[Dataset rows describing interfaces]
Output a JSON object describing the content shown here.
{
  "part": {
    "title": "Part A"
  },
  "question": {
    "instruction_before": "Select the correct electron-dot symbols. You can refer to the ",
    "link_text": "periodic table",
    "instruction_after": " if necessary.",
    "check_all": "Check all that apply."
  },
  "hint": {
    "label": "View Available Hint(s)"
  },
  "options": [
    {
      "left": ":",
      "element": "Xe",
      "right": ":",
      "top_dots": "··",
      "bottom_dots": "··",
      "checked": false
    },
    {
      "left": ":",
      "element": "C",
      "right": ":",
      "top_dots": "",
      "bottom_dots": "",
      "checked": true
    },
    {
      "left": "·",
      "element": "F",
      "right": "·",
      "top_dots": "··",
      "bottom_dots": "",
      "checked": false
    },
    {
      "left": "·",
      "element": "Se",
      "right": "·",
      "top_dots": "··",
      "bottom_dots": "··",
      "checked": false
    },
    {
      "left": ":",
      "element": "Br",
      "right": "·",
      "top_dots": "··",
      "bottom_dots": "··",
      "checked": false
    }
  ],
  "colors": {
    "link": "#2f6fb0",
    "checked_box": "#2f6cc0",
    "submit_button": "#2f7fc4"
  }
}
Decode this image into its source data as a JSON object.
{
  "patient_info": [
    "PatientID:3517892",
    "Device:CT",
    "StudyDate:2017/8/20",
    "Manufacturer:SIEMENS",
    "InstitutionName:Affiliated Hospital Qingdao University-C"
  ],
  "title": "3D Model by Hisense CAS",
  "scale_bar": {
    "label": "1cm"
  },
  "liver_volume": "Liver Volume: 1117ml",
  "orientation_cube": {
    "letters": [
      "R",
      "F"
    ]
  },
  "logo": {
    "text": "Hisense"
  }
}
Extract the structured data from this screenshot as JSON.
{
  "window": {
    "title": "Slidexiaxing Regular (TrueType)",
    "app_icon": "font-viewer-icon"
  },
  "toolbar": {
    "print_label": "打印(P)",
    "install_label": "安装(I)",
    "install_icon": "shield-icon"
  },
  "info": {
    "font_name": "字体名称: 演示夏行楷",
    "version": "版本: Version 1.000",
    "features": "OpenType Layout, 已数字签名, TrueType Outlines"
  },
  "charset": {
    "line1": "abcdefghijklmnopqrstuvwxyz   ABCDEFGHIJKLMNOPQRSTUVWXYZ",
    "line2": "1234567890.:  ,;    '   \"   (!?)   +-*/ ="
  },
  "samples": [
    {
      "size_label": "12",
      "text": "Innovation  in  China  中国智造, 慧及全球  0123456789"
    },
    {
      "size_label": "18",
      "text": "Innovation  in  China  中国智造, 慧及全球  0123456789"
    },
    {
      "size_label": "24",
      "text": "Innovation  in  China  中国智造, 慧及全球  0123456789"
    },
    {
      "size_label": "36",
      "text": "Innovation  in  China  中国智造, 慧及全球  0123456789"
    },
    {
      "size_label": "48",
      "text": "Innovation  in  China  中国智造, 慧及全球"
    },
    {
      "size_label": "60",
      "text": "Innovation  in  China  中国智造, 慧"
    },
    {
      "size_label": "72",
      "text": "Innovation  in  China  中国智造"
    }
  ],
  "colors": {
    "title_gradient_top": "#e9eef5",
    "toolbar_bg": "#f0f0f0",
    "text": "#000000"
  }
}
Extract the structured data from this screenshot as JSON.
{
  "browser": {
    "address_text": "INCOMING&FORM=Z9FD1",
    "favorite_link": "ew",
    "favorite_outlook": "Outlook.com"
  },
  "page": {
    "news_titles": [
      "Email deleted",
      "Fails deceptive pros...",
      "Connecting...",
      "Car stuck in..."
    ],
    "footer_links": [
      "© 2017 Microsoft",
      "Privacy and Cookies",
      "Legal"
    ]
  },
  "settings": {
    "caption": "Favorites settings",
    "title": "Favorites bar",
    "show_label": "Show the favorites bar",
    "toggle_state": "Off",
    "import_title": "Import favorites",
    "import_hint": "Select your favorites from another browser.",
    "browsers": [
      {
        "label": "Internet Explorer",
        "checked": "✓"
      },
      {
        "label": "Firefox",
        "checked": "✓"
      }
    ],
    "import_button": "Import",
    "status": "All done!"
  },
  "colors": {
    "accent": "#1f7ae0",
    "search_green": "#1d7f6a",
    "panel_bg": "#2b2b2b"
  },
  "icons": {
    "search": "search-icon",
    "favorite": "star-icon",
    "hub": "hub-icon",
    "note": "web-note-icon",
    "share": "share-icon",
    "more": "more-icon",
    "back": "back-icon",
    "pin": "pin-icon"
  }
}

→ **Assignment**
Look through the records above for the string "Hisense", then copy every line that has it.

→ **Solution below**
  "title": "3D Model by Hisense CAS",
    "text": "Hisense"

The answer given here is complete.